§ **Records from a data source**:
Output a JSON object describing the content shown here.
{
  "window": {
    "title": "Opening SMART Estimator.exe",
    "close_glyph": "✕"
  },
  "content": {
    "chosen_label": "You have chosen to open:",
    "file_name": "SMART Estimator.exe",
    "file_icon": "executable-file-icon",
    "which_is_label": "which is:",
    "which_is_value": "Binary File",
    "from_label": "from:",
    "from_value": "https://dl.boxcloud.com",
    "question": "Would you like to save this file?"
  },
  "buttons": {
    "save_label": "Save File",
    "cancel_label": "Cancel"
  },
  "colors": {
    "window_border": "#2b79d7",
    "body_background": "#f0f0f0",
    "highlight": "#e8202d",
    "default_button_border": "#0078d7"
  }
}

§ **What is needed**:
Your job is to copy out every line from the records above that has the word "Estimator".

§ **Task result**:
    "title": "Opening SMART Estimator.exe",
    "file_name": "SMART Estimator.exe",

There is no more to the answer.